While bass player Boshra al-Saadi grew up in Pennsylvania, Lieberson — along with her sisters, Lizzie and Katherine, who round out Teen’s quartet — grew up in Nova Scotia. Their mother, Ellen Kearney, is a folk singer who was a Greenwich Village coffeehouse scenester in the neighborhood’s folk heyday, and who worked with artists like Maria Muldaur, and their father is the late classical composer Peter Lieberson, who was born in New York, the son of a Columbia Records president. The haunting new song “Please” is an internal conversation with parents, and though softer than some of Love Yes‘s bold numbers, it encapsulates the album’s keen, careening vocals and off-kilter electronic pop.

Although the house was filled with music, there was no forced ushering into musical careers. Music just came naturally. When it was time to go to college, Lieberson headed to Miami to attend jazz school, but it didn’t work out well: “I always hated school, especially music school. I loved jazz singing, but I didn’t feel I needed to be taught to sing in a particular way.”

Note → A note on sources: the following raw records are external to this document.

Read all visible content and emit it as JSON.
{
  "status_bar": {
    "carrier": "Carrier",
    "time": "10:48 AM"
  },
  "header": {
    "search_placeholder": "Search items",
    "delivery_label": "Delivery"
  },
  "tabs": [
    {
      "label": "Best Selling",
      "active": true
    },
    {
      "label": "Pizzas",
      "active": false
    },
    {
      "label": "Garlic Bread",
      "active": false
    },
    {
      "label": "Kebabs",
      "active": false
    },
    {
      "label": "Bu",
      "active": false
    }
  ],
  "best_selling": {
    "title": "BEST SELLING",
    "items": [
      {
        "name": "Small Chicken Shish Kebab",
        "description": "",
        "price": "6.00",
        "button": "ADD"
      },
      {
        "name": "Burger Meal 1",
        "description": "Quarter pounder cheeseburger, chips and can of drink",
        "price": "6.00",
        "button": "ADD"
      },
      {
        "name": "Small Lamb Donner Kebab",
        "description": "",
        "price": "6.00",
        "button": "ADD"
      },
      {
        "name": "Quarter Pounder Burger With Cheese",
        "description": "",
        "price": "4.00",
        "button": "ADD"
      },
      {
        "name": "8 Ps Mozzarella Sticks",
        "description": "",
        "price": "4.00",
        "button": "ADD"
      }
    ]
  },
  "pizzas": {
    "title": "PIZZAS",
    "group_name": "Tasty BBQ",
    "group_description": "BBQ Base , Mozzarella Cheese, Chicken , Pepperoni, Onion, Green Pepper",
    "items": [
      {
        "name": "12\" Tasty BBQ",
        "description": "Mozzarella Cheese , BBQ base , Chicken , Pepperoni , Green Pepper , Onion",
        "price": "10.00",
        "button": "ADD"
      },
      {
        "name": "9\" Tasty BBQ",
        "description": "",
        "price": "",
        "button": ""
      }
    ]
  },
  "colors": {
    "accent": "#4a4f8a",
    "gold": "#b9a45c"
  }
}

Nor was there parental pressure. Neither parent pushed them to music or away from it. “My father didn’t have a ton of advice to give us,” she adds. “The main thing that he always drilled into my head was work as much as possible. He died a couple of years ago and he himself kept writing until just before the end. His main message was to keep working at it. My mom had a great work ethic, too, but her main thing was originality. My mum always insisted that you should be yourself.”

It shows on Love Yes, which Lieberson calls “a very feminine record, more so than our other records. The female experience is darker and more sensual. Lizzie’s writing is very sensual. For me, my songs are always feminist. The topics and what I write about are my experience, and my experience is being a woman in music and in the world.”

Teen plays Union Pool on February 14.